[Task to carry out] Word for word, restate the records that come next, omitting the images.

[Stored data]

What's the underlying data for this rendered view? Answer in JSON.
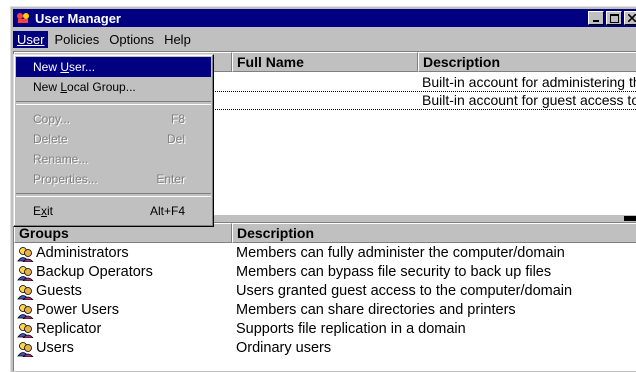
{
  "window": {
    "title": "User Manager"
  },
  "menubar": [
    "User",
    "Policies",
    "Options",
    "Help"
  ],
  "user_menu": {
    "items": [
      {
        "label": "New User...",
        "accel": "",
        "enabled": true,
        "selected": true
      },
      {
        "label": "New Local Group...",
        "accel": "",
        "enabled": true,
        "selected": false
      },
      {
        "label": "Copy...",
        "accel": "F8",
        "enabled": false,
        "selected": false
      },
      {
        "label": "Delete",
        "accel": "Del",
        "enabled": false,
        "selected": false
      },
      {
        "label": "Rename...",
        "accel": "",
        "enabled": false,
        "selected": false
      },
      {
        "label": "Properties...",
        "accel": "Enter",
        "enabled": false,
        "selected": false
      },
      {
        "label": "Exit",
        "accel": "Alt+F4",
        "enabled": true,
        "selected": false
      }
    ]
  },
  "users_table": {
    "headers": {
      "fullname": "Full Name",
      "description": "Description"
    },
    "rows": [
      {
        "description": "Built-in account for administering the computer/domain"
      },
      {
        "description": "Built-in account for guest access to the computer/domain"
      }
    ]
  },
  "groups_table": {
    "headers": {
      "groups": "Groups",
      "description": "Description"
    },
    "rows": [
      {
        "name": "Administrators",
        "description": "Members can fully administer the computer/domain"
      },
      {
        "name": "Backup Operators",
        "description": "Members can bypass file security to back up files"
      },
      {
        "name": "Guests",
        "description": "Users granted guest access to the computer/domain"
      },
      {
        "name": "Power Users",
        "description": "Members can share directories and printers"
      },
      {
        "name": "Replicator",
        "description": "Supports file replication in a domain"
      },
      {
        "name": "Users",
        "description": "Ordinary users"
      }
    ]
  },
  "icons": {
    "group": "group-icon",
    "app": "user-manager-icon"
  },
  "colors": {
    "titlebar": "#000080",
    "highlight": "#000080",
    "face": "#c0c0c0"
  }
}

[Answer space]
What's the underlying data for this rendered view? Answer in JSON.
{
  "window": {
    "title": "User Manager"
  },
  "menubar": [
    "User",
    "Policies",
    "Options",
    "Help"
  ],
  "user_menu": {
    "items": [
      {
        "label": "New User...",
        "accel": "",
        "enabled": true,
        "selected": true
      },
      {
        "label": "New Local Group...",
        "accel": "",
        "enabled": true,
        "selected": false
      },
      {
        "label": "Copy...",
        "accel": "F8",
        "enabled": false,
        "selected": false
      },
      {
        "label": "Delete",
        "accel": "Del",
        "enabled": false,
        "selected": false
      },
      {
        "label": "Rename...",
        "accel": "",
        "enabled": false,
        "selected": false
      },
      {
        "label": "Properties...",
        "accel": "Enter",
        "enabled": false,
        "selected": false
      },
      {
        "label": "Exit",
        "accel": "Alt+F4",
        "enabled": true,
        "selected": false
      }
    ]
  },
  "users_table": {
    "headers": {
      "fullname": "Full Name",
      "description": "Description"
    },
    "rows": [
      {
        "description": "Built-in account for administering the computer/domain"
      },
      {
        "description": "Built-in account for guest access to the computer/domain"
      }
    ]
  },
  "groups_table": {
    "headers": {
      "groups": "Groups",
      "description": "Description"
    },
    "rows": [
      {
        "name": "Administrators",
        "description": "Members can fully administer the computer/domain"
      },
      {
        "name": "Backup Operators",
        "description": "Members can bypass file security to back up files"
      },
      {
        "name": "Guests",
        "description": "Users granted guest access to the computer/domain"
      },
      {
        "name": "Power Users",
        "description": "Members can share directories and printers"
      },
      {
        "name": "Replicator",
        "description": "Supports file replication in a domain"
      },
      {
        "name": "Users",
        "description": "Ordinary users"
      }
    ]
  },
  "icons": {
    "group": "group-icon",
    "app": "user-manager-icon"
  },
  "colors": {
    "titlebar": "#000080",
    "highlight": "#000080",
    "face": "#c0c0c0"
  }
}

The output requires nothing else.